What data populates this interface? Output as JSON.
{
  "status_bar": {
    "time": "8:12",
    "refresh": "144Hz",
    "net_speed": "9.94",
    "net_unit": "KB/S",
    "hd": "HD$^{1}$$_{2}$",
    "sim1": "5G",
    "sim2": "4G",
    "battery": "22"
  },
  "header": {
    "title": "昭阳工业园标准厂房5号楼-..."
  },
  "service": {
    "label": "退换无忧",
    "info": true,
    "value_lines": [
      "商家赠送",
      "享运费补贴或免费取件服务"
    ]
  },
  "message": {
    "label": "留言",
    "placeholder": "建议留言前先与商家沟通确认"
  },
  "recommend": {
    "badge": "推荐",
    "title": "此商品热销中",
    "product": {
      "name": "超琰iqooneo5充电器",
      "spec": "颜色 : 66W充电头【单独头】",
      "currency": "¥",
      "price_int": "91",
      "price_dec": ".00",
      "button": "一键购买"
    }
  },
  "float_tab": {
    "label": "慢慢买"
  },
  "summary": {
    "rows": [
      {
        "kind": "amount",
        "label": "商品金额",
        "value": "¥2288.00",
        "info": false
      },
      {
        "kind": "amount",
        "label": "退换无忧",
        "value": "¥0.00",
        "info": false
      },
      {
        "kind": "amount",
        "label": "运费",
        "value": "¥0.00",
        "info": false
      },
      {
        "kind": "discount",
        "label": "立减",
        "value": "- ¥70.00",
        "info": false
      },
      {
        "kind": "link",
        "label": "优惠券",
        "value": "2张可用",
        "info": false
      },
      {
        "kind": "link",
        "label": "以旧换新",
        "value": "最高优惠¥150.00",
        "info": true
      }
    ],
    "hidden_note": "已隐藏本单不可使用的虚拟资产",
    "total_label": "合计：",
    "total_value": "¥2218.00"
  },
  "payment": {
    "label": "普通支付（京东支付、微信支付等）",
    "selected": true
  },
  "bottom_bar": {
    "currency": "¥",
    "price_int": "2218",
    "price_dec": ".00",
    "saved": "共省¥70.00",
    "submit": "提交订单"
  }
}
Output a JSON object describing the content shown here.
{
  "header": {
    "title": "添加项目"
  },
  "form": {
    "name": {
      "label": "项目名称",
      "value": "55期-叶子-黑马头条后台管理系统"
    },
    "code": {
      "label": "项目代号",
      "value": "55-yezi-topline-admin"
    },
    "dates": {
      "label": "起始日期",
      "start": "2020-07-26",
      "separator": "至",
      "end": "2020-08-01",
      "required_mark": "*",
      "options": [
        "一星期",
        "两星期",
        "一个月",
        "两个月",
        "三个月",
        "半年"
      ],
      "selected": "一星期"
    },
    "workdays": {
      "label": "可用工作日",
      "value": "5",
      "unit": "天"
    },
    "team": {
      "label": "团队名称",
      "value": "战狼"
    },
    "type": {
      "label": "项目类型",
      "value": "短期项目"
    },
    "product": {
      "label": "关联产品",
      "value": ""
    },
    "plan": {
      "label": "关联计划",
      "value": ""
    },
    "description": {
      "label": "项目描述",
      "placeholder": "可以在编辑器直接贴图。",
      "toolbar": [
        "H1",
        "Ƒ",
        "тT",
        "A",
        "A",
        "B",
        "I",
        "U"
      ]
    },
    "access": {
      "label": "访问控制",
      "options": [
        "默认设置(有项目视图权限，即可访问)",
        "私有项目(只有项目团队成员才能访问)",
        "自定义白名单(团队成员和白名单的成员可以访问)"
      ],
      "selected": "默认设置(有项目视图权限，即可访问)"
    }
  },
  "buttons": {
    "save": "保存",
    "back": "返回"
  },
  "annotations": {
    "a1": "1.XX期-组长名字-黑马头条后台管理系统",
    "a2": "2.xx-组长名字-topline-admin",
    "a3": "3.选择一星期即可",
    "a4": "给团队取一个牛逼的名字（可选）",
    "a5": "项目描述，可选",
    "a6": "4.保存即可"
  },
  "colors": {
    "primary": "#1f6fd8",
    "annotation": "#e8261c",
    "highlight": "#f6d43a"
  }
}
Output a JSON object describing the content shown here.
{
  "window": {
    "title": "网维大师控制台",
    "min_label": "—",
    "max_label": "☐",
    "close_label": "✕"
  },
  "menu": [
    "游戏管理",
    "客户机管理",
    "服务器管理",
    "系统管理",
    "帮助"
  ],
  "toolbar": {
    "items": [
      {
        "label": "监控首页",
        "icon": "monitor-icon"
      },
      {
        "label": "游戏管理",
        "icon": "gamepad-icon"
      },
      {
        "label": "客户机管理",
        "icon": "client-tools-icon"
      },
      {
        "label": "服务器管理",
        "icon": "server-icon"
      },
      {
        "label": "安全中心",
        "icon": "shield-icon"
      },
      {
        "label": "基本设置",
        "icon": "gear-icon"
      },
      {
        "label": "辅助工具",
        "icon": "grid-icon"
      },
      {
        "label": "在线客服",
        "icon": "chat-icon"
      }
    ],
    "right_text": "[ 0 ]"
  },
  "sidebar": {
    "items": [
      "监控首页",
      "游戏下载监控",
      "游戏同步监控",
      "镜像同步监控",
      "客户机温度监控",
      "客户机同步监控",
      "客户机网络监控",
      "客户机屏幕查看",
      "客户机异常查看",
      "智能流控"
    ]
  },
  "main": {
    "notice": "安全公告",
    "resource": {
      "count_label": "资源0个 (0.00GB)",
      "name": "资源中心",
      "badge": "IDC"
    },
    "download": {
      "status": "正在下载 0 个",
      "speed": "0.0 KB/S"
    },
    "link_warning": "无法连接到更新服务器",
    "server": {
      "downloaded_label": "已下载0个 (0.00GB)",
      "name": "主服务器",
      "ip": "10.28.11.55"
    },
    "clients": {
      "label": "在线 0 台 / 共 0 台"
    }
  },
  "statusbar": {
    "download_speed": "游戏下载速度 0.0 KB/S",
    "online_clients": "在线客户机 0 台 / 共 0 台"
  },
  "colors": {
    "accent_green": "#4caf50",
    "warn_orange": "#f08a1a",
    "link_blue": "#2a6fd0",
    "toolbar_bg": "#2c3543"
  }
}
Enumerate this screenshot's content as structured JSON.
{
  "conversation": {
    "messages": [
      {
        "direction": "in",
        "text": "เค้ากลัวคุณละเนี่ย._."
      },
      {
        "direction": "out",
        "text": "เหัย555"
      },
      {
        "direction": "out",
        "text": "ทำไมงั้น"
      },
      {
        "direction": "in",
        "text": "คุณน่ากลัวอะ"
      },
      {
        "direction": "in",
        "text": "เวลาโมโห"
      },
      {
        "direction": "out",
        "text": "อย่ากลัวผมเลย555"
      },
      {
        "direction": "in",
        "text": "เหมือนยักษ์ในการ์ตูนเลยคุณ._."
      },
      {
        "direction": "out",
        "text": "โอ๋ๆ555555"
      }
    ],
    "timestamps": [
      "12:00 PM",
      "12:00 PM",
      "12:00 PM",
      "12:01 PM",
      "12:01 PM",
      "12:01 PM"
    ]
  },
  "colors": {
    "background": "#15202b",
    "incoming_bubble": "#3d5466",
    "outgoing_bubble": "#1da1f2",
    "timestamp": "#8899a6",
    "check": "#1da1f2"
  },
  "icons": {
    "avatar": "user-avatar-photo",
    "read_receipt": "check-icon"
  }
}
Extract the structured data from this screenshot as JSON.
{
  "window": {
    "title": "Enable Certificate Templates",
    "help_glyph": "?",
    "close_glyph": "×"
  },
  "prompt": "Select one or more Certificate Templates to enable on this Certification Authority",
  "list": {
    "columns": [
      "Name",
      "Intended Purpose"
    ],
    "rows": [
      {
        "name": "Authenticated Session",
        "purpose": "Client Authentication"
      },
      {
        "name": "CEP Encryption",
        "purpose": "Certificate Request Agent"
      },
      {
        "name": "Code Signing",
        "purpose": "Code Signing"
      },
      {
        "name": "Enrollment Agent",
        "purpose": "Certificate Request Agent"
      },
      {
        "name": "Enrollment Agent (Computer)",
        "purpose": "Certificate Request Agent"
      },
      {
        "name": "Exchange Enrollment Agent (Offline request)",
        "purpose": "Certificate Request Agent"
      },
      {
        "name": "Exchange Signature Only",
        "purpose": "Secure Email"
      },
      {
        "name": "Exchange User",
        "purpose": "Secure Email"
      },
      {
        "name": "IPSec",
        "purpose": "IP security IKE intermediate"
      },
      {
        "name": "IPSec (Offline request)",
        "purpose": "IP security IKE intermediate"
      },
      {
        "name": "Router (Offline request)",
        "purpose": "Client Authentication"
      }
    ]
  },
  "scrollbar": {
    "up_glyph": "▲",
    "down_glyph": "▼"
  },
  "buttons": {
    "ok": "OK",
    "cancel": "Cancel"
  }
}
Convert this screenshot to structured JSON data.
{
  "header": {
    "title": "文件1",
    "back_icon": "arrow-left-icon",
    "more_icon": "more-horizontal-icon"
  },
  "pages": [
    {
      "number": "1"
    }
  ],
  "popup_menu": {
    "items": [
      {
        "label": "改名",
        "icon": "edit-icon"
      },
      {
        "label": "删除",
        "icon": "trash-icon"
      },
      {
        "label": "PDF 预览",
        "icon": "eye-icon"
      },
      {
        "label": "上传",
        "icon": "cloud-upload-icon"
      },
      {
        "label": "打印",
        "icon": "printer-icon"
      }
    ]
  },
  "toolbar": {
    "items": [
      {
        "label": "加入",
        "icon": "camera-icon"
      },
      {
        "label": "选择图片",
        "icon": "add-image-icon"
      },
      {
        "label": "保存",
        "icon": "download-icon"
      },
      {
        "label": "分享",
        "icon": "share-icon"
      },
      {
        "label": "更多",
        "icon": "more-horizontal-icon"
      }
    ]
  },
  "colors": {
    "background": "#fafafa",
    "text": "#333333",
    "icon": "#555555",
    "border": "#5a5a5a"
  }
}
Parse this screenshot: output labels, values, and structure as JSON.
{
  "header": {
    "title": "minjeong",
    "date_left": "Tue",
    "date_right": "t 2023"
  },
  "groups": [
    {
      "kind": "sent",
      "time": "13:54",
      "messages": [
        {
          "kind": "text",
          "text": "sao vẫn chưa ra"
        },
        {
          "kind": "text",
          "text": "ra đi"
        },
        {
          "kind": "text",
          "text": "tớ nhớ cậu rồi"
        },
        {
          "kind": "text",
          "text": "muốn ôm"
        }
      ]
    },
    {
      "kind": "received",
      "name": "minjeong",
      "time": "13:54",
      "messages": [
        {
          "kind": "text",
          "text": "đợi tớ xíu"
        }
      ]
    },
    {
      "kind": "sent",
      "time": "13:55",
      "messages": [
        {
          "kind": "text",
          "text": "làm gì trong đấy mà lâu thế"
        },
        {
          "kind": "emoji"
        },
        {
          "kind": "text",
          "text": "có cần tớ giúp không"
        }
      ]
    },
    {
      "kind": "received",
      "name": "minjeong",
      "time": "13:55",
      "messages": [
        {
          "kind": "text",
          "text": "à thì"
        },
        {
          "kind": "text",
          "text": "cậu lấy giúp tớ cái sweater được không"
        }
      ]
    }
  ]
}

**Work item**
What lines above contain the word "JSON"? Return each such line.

**Completed task**
What data populates this interface? Output as JSON.
Output a JSON object describing the content shown here.
Output a JSON object describing the content shown here.
Enumerate this screenshot's content as structured JSON.
Extract the structured data from this screenshot as JSON.
Convert this screenshot to structured JSON data.
Parse this screenshot: output labels, values, and structure as JSON.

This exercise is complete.